WHAT YOU HAVE TO DO:
Copy, from the listing, every line in which the string "data" is present.

----------

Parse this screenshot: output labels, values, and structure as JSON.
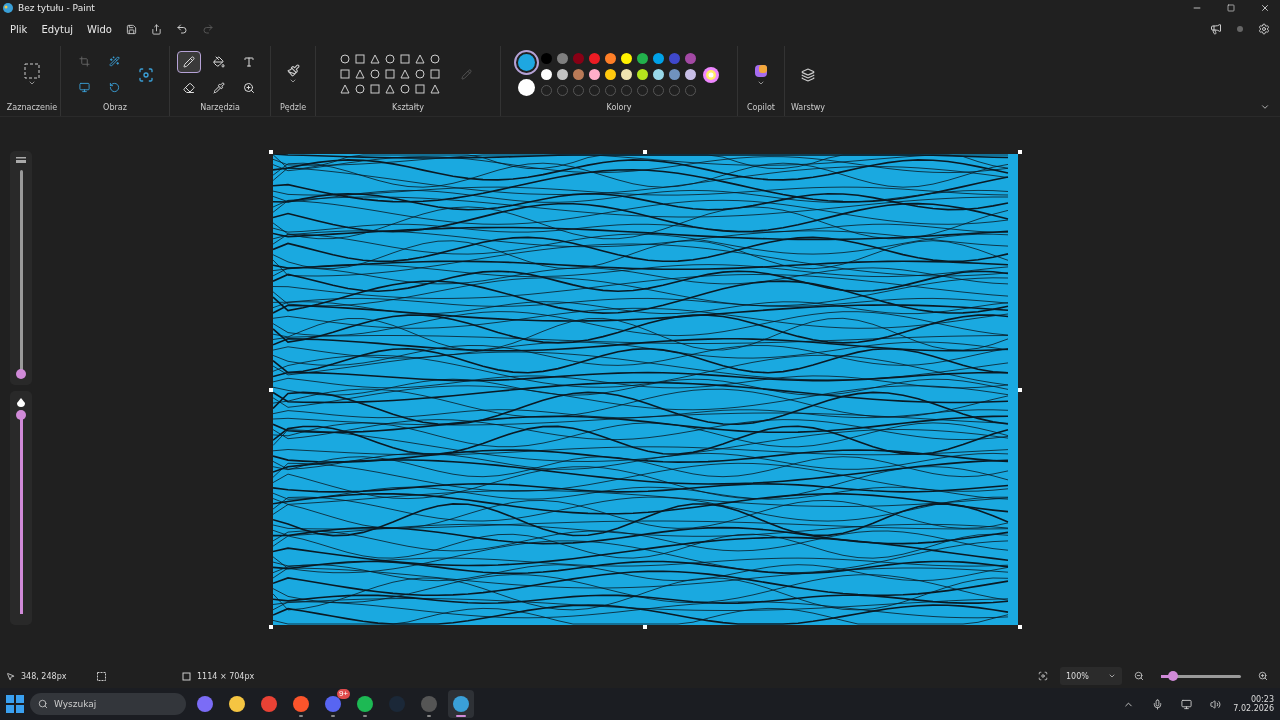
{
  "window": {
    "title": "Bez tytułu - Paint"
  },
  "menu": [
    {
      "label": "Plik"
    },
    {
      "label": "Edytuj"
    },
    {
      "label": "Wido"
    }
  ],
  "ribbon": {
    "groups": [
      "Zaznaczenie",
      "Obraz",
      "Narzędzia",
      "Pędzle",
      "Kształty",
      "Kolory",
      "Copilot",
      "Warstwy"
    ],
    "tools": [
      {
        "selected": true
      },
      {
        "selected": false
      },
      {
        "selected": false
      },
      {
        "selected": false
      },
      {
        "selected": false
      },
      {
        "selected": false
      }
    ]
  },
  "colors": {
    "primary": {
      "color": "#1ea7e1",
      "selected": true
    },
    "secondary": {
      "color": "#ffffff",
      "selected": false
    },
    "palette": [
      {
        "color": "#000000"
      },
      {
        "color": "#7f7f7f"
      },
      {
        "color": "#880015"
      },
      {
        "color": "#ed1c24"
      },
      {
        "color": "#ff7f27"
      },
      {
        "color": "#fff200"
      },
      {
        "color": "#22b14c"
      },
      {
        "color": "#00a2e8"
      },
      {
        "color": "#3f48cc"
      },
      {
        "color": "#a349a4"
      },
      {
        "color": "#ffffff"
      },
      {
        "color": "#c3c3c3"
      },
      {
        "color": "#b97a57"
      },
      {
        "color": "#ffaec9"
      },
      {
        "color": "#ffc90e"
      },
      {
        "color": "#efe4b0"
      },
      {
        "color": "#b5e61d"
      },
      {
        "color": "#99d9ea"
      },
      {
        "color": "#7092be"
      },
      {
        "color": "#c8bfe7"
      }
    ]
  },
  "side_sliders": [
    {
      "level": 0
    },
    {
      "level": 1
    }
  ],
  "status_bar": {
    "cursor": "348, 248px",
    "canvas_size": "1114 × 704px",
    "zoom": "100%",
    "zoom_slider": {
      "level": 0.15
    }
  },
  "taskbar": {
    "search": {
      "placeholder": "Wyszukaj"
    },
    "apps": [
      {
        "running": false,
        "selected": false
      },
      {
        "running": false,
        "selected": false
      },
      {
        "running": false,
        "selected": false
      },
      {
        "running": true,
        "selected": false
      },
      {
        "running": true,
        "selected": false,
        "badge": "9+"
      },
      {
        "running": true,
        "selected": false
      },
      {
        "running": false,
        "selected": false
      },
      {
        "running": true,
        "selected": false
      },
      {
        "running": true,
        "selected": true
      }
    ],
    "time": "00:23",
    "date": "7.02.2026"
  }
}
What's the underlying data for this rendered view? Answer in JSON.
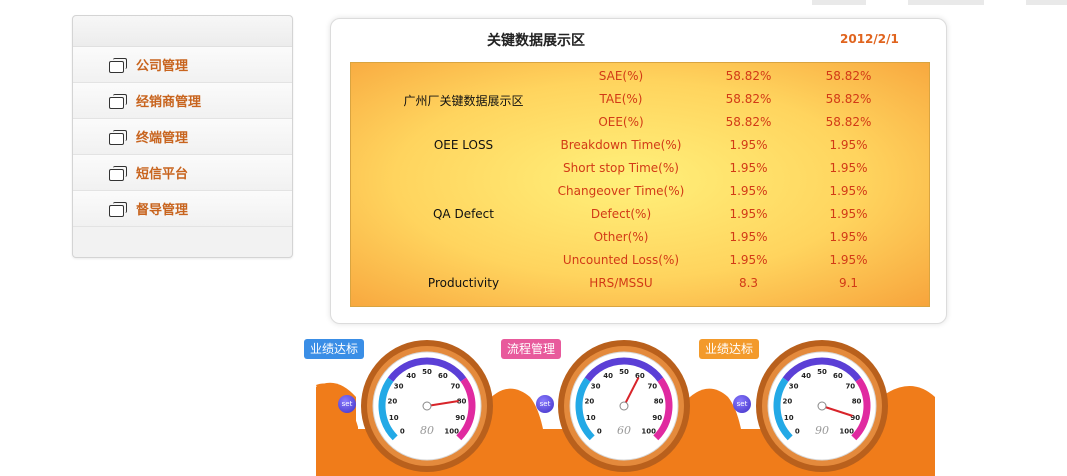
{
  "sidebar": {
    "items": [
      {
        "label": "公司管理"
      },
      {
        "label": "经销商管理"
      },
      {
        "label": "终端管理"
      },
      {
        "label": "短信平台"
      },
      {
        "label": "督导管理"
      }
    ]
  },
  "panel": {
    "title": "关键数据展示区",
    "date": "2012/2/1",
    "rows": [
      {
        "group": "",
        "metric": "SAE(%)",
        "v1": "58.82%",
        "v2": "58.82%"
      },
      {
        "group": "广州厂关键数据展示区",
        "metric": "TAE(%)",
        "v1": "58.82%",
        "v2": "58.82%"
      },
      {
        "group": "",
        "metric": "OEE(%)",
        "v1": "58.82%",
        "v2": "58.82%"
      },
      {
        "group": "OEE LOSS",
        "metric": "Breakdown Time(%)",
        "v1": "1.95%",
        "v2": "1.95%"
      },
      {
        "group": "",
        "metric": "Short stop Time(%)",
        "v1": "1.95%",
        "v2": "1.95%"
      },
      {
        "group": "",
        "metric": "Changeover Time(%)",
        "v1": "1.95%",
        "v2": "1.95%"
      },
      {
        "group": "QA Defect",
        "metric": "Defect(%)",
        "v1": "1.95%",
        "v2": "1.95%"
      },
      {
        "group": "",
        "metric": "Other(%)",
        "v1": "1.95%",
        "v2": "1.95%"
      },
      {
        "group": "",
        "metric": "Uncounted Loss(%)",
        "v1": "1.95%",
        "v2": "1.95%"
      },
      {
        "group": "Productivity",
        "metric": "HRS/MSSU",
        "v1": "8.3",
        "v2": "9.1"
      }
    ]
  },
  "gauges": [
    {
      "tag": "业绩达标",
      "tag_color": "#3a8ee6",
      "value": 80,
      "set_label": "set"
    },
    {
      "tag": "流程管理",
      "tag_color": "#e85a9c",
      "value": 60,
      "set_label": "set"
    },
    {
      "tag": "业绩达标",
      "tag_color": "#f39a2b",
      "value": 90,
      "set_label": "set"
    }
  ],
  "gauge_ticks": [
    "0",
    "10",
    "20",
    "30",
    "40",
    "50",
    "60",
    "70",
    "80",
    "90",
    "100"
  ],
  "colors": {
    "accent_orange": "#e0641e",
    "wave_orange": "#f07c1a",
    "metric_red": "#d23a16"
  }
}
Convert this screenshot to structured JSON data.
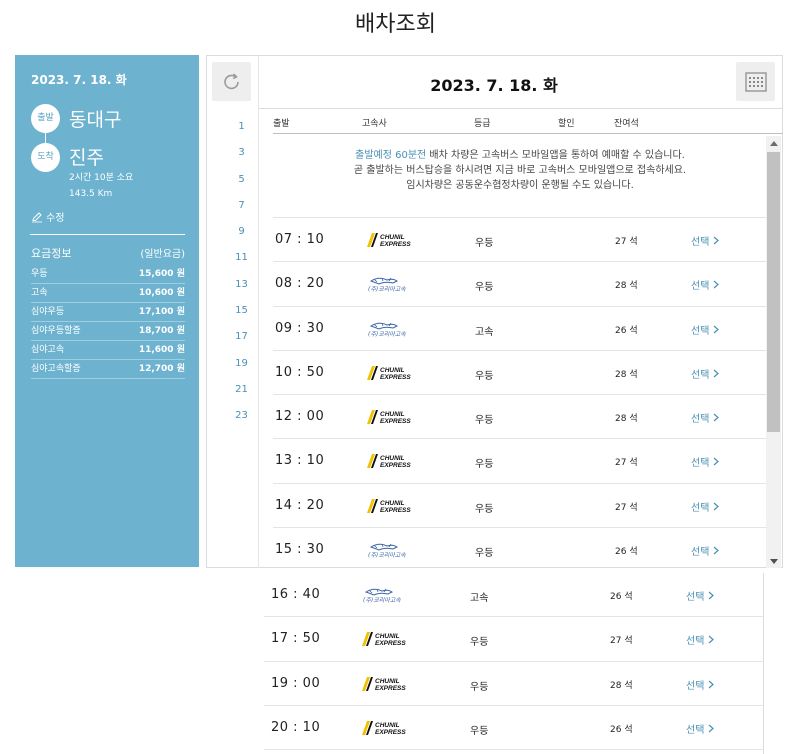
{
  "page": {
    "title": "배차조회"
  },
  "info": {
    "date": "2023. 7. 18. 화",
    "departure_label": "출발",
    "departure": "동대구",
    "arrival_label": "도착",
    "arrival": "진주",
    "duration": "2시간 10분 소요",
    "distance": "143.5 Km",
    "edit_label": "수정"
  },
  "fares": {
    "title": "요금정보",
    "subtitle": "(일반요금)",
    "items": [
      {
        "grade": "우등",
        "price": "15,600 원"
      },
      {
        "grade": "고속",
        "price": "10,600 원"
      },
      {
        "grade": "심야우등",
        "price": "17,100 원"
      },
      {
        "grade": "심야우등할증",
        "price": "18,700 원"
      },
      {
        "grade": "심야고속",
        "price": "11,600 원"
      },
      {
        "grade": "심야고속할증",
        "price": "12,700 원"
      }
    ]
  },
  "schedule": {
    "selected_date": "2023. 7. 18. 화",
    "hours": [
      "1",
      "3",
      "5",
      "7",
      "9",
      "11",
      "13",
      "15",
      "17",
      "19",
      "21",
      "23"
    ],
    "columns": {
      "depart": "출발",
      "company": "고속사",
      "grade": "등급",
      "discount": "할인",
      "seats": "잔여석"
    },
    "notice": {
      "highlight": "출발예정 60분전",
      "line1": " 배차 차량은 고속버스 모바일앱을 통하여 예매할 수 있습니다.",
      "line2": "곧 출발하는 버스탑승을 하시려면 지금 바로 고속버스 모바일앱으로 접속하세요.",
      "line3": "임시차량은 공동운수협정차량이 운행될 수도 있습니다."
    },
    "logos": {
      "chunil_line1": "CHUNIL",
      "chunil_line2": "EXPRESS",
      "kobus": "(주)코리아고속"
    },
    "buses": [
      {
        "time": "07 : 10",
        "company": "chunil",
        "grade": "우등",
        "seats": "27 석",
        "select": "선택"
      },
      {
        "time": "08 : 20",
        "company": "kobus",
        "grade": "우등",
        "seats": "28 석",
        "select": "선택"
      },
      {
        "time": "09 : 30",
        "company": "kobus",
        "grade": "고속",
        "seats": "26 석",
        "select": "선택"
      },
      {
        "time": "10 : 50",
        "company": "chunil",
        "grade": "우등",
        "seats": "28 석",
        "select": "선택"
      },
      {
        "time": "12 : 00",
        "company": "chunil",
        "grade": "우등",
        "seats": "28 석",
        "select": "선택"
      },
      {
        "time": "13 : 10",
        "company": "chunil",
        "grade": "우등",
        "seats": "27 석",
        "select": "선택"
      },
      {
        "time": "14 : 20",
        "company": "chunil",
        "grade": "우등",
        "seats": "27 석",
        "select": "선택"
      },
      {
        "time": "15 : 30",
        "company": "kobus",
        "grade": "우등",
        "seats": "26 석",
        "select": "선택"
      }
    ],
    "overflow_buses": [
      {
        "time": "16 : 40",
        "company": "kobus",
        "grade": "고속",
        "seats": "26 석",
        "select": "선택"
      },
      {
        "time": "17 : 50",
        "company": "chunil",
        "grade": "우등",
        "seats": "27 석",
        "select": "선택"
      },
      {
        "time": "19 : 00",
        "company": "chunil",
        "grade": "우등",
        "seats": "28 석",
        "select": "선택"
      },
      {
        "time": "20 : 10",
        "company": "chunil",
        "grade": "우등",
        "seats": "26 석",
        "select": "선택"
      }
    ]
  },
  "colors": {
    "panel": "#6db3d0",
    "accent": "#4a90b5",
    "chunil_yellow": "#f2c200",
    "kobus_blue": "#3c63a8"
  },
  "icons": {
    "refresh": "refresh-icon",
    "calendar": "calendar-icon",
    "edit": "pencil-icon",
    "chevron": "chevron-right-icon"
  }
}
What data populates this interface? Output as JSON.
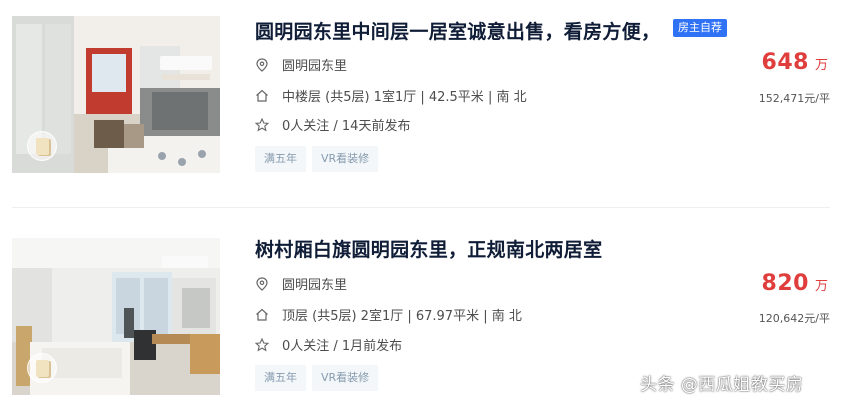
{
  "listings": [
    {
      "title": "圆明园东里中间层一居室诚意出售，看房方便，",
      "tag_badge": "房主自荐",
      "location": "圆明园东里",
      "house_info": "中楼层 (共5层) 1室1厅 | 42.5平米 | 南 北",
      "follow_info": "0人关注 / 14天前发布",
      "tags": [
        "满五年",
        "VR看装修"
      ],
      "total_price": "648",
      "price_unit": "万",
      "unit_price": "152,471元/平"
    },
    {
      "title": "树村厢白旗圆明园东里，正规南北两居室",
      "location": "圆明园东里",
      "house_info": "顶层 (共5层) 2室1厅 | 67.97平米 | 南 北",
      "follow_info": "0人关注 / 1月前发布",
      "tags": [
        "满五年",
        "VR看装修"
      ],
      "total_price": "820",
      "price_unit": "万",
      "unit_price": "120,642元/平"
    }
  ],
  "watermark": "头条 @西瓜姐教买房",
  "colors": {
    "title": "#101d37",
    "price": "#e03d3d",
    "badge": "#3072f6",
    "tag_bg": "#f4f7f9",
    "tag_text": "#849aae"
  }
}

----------

OUTPUT FOR THIS TASK:
What's the underlying data for this rendered view? Answer in JSON.
Convert this screenshot to structured JSON data.
What data populates this interface? Output as JSON.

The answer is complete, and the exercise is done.